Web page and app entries
——————————

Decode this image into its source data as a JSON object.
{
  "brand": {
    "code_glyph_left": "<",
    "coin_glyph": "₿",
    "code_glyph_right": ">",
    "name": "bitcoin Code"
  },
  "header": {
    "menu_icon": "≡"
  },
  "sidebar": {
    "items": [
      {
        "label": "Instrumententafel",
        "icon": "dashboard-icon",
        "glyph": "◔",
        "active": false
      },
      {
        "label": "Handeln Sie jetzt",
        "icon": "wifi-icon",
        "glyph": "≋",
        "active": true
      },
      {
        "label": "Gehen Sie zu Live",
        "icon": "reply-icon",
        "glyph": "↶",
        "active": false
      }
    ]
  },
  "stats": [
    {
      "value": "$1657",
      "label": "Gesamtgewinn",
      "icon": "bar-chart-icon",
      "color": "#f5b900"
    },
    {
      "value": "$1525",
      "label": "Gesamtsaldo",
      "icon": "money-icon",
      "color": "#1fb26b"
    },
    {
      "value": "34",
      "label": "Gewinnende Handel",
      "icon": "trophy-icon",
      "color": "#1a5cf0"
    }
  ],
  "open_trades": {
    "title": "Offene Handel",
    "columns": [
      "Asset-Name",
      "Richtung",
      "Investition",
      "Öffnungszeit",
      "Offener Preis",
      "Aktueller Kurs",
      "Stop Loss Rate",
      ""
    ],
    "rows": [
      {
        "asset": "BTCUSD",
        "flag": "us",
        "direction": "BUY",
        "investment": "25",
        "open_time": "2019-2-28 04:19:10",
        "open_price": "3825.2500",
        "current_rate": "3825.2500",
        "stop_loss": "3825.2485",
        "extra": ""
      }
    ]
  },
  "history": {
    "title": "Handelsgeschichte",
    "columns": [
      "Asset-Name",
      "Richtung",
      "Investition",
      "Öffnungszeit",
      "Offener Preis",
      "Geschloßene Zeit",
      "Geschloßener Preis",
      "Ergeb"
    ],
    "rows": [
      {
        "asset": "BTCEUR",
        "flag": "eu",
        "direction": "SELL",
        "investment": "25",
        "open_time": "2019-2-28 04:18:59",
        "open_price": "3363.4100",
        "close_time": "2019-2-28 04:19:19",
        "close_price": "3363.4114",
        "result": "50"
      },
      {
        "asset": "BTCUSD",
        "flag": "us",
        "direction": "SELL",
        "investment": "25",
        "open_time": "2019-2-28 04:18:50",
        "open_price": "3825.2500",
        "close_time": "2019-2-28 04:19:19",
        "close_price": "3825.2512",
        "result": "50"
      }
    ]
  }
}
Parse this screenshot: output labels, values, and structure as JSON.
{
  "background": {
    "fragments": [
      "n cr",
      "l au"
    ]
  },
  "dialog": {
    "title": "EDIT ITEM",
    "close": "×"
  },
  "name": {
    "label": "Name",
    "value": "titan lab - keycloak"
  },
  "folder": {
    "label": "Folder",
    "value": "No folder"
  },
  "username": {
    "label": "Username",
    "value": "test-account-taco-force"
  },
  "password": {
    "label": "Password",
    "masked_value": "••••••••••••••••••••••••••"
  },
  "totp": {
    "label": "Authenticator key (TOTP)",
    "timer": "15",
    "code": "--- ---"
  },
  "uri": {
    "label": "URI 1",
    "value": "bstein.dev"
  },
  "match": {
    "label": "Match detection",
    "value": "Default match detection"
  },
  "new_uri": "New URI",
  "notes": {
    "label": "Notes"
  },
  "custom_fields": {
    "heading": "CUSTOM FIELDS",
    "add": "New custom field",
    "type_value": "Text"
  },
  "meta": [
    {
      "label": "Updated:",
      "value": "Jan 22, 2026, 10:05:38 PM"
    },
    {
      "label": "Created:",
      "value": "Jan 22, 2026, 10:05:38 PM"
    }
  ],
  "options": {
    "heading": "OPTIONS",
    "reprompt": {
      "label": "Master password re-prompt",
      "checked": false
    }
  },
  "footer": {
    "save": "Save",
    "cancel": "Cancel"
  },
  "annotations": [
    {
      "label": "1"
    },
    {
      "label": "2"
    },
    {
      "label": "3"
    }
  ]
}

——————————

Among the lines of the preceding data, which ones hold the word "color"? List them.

      "color": "#f5b900"
      "color": "#1fb26b"
      "color": "#1a5cf0"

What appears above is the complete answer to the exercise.